The most common sprouts are bean sprouts and alfalfa sprouts. Sprouts all very is color and shapes, but they can be sold living or harvested. If you have the choice, buy living. Sprouts are usually regulated well but nevertheless check the sprouts for any off-putting smell. They should smell like cut grass. They should also be dry, stay away from the slimy texture.
Turnips are a huge winter staple and come in many different varieties. The most common turnip is the purple top white globe which is considered the general use turnip variety. Baby turnips are a close runner up in commonality. Either way turnips have a relatively neutral flavor with hints of sweetness. Turnips should be firm with tight skin and depending on the variety the skin is edible. Stay away from dark colored mushy spots on turnips.
Yams are often confused with sweet potatoes, but they are two totally different species. Yams are tubers with dry bark-like skin. The interior is white and starchy, and not overly sweet. Yams should be firm with no soft spots at all.
What Fruits Are in Season?
Avocados are a botanically large berry with a single seed. They have a dark greenish brown outer layer with a vibrant green and creamy center. Avocados ripeness are determined based of their firmness. It they are too firm, they are not ripe yet, but they will ripen over a few days. If they are mushy, do not buy.
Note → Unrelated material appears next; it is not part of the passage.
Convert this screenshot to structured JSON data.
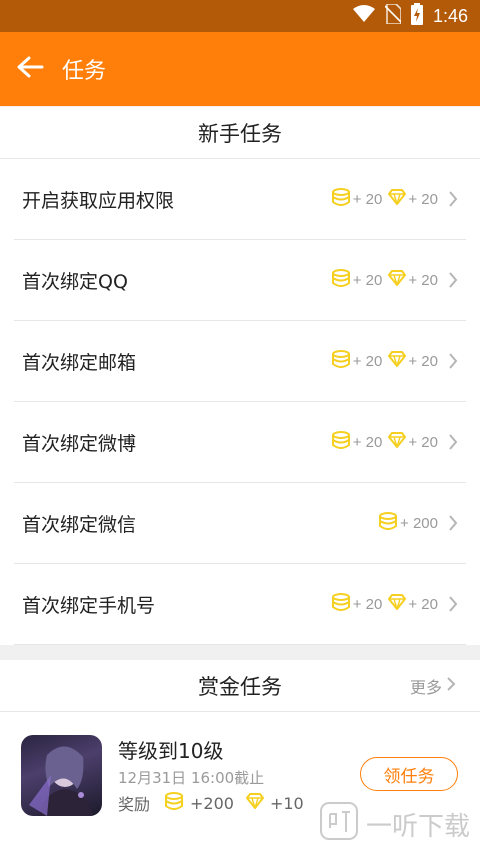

Always go for too firm if you must make a choice. You can always wait a couple days for them to get to their ideal ripeness. This is a highly sought seasonal produce ingredient.
Cucumbers make the appearance in March! You may be wondering why cucumbers are in the fruit section? Well cucumbers are fruit! It is only thought to be a vegetable because how it is used from a culinary standpoint.
Look for cucumbers without any blemishes or soft spots. Cucumbers should be dry on the outside, avoid any slimy textures or discolorations in the skin.
Mangos are a little different from the normal requirements from other produce in season. You want your mangos to be green and red on the outside. When you hold the mango look for the firmness of the mango, you do not want the mango to firm or is under ripe. You also want your mango to be room temperature.
Strawberries are available year-round, but this produce in season could be found in the wild during this time. Strawberries are found in different varieties but are commonly found in red or green. Strawberries are known for their distinctive aroma, color, and juicy sweetness. Look for strawberries that are bright red and plump with vibrant greens. Be sure there is no mold hiding on the berries.
These descriptions are not for you to forage with. You need to know more before foraging for things!! Most plants have look-a-likes that are poisonous. Speak to a professional before going into the wild and foraging.
Big thanks to some other blogs and sites out there that provide awesome information! Keep the seasonality movement alive by using produce in season! Spread the knowledge everyone!
If you like this fruits and vegetables in season guide, then check out the others we have!! We have it broken down by monthly produce in season!